When the Coast Guard comes to town
Posted by PA2 Grant DeVuyst, Wednesday, August 13, 2014
At 165 degrees 25 minutes west longitude, Nome, Alaska, is about as west as a person can get on the North American continent. The city lives up to the location. Modern day prospectors toil for gold in the shadows of age-old mining dredges. Dusty streets meander through venerable buildings, reminders of the first gold rush at the turn of the last century. The combination of tribal, frontier and maritime history creates an atmosphere unlike any other.
Although the lack of any permanent personnel would suggest otherwise, the Coast Guard also has a storied past with the little city. It’s a relationship that was clearly ongoing on Coast Guard Day 2014.
Bulldog of the Bering
Moored at the pier was all 282-feet of the Coast Guard Cutter Alex Haley, the Bulldog of the Bering. Aboard the cutter, members of the community gathered: city and tribal leaders with an interest in Coast Guard operations in their region. Out in town, the crewmembers celebrated the Coast Guard’s birthday by taking part in a softball game with the local youth league.
Bright and early the next morning, before the crew headed back out to sea to continue their mission, they took to the beaches to give back to the welcoming community. Over the course of a couple hours they cleared Nome’s West Beach of litter, restoring it to the natural beauty of the Bering Sea coast.
Boat on a Plane
An even stranger sight in Nome, Coast Guard personnel aboard a Station Valdez 25-foot Response Boat – Small zipped past the cutter at its berth. The RBS boatcrew and Sector Anchorage enforcement team members flew up to Nome on an Air Station Kodiak HC-130 Hercules airplane!
“The team I brought up is comprised of the boatcrew and Reservist law enforcement members from Sector Anchorage,” said Lt. j.g. Laura Gadziala, the lead boarding officer for Operation Gold Nugget, a part of Arctic Shield 2014. “The focus for Operation Gold Nugget is to come out here and target the gold dredge vessels that are mining off the coast of Nome.”
The boardings focused on two very important aspects of offshore dredging: safety and environmental stewardship. The boarding team members were trained to identify necessary safety equipment on board the dredging vessels, as well as ensure that steps were being taken to minimize the chance of pollution. It may have been a shock to the dredging crews to see a Coast Guard boat in Nome, so there was another team working on the shore to make sure the mining mariners were prepared.
Decals for Safety
Lt. Tom Pauser and Lt. j.g. Kat Martorelli travelled the furthest distance of all the Coast Guard crews in Alaska to make it to Nome. Hailing from 17th District headquarters in Juneau, they brought with them the expertise of the prevention department.

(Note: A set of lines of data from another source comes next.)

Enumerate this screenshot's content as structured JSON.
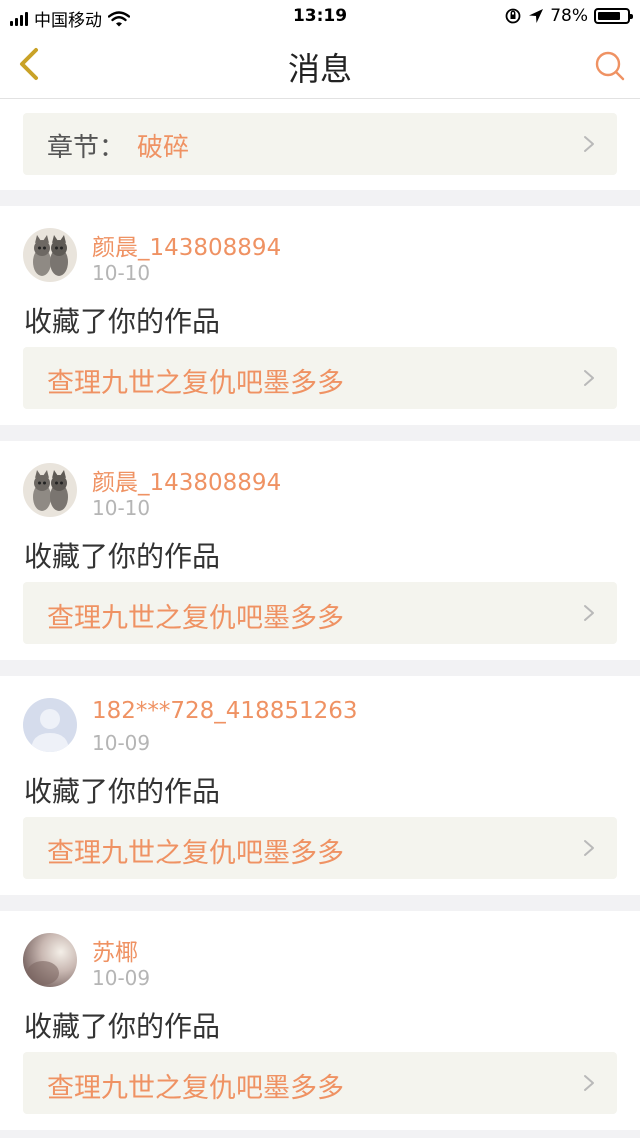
{
  "status_bar": {
    "carrier": "中国移动",
    "time": "13:19",
    "battery_percent": "78%",
    "battery_level": 0.78
  },
  "nav": {
    "title": "消息",
    "back_icon": "chevron-left-icon",
    "search_icon": "search-icon",
    "accent_color": "#ef9263"
  },
  "chapter": {
    "label": "章节：",
    "name": "破碎"
  },
  "messages": [
    {
      "username": "颜晨_143808894",
      "date": "10-10",
      "action": "收藏了你的作品",
      "work_title": "查理九世之复仇吧墨多多",
      "avatar": "cat-avatar"
    },
    {
      "username": "颜晨_143808894",
      "date": "10-10",
      "action": "收藏了你的作品",
      "work_title": "查理九世之复仇吧墨多多",
      "avatar": "cat-avatar"
    },
    {
      "username": "182***728_418851263",
      "date": "10-09",
      "action": "收藏了你的作品",
      "work_title": "查理九世之复仇吧墨多多",
      "avatar": "default-avatar"
    },
    {
      "username": "苏椰",
      "date": "10-09",
      "action": "收藏了你的作品",
      "work_title": "查理九世之复仇吧墨多多",
      "avatar": "photo-avatar"
    }
  ]
}
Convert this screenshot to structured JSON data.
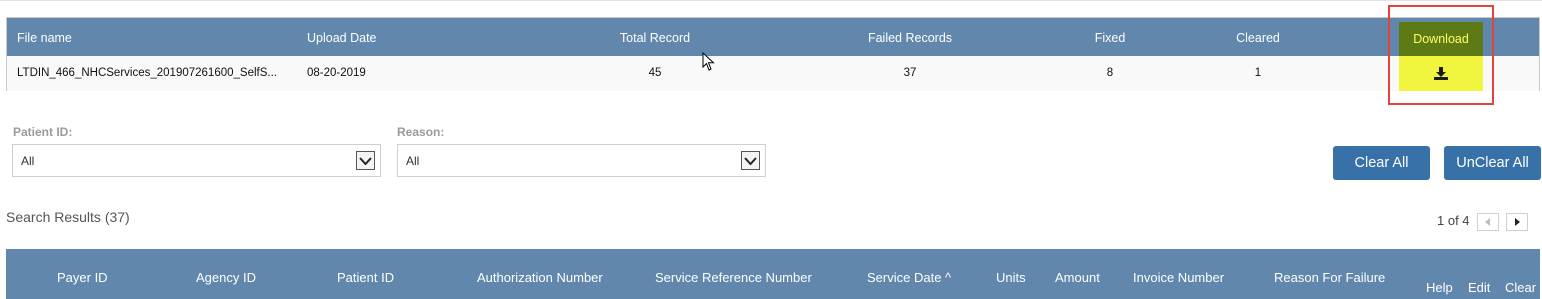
{
  "file_table": {
    "headers": {
      "file_name": "File name",
      "upload_date": "Upload Date",
      "total_record": "Total Record",
      "failed_records": "Failed Records",
      "fixed": "Fixed",
      "cleared": "Cleared",
      "download": "Download"
    },
    "row": {
      "file_name": "LTDIN_466_NHCServices_201907261600_SelfS...",
      "upload_date": "08-20-2019",
      "total_record": "45",
      "failed_records": "37",
      "fixed": "8",
      "cleared": "1",
      "download_icon": "download-icon"
    }
  },
  "filters": {
    "patient_id_label": "Patient ID:",
    "patient_id_value": "All",
    "reason_label": "Reason:",
    "reason_value": "All"
  },
  "actions": {
    "clear_all": "Clear All",
    "unclear_all": "UnClear All"
  },
  "results": {
    "title": "Search Results (37)",
    "pager": "1 of 4",
    "columns": {
      "payer_id": "Payer ID",
      "agency_id": "Agency ID",
      "patient_id": "Patient ID",
      "authorization_number": "Authorization Number",
      "service_reference_number": "Service Reference Number",
      "service_date": "Service Date ^",
      "units": "Units",
      "amount": "Amount",
      "invoice_number": "Invoice Number",
      "reason_for_failure": "Reason For Failure",
      "help": "Help",
      "edit": "Edit",
      "clear": "Clear"
    }
  },
  "colors": {
    "header_blue": "#6187ad",
    "button_blue": "#3771a8",
    "download_header": "#5e7a14",
    "download_cell": "#f2f53d",
    "highlight_red": "#e0453d"
  }
}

“We’ve had mariners seek us out because they don’t want to stop and come back in because they are missing something,” said Pauser. “The more mariners and vessels we get to at the docks, the more they’re able to perform other activities on the water.”
With the mariners in a more relaxed scenario, the prevention members were able to talk about regulations and other above-and-beyond means of ensuring safety at sea. The two-pronged approach gave the Coast Guard personnel a chance to learn more about the dredging industry and how to better regulate federal requirements.

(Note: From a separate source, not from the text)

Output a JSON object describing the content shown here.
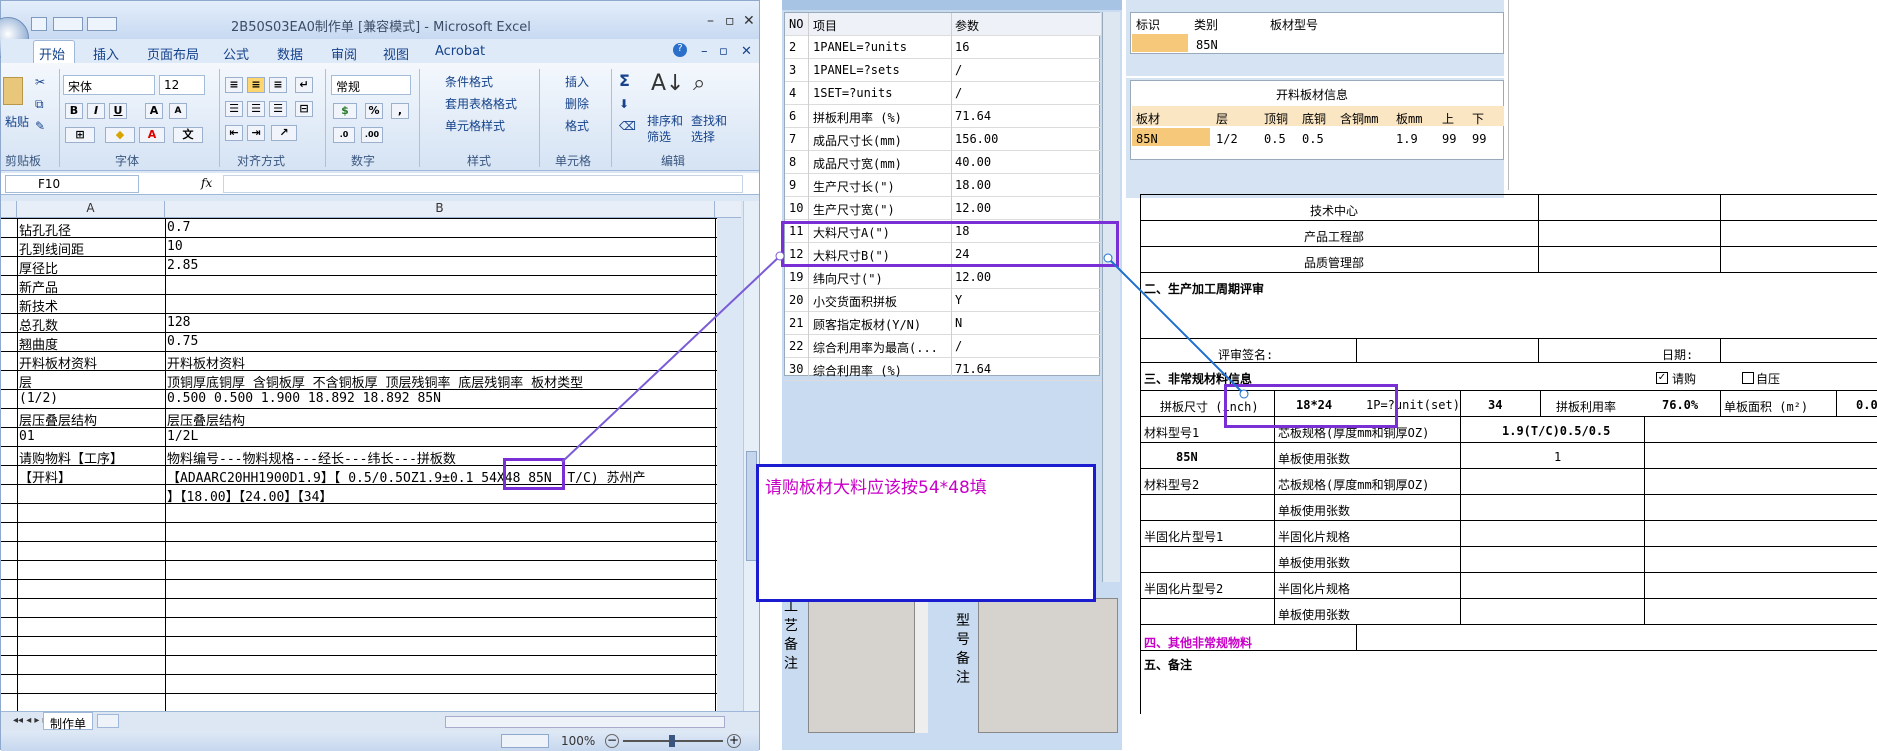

The Story Continues
Before leaving Nome, Pauser, Martorelli and Petty Officer 2nd Class Sean Purcell, a maritime enforcement specialist from Sector Anchorage, stopped by a local summer camp to talk to kids about water safety. The program, Kids Don’t Float, focuses on older students teaching their younger peers life-long safety lessons. It’s looking forward to the future.
In much the same way, the Coast Guard continues to build ties with the city of Nome and other Arctic communities: learning more about the environment where we perform our statutory missions and the people we serve.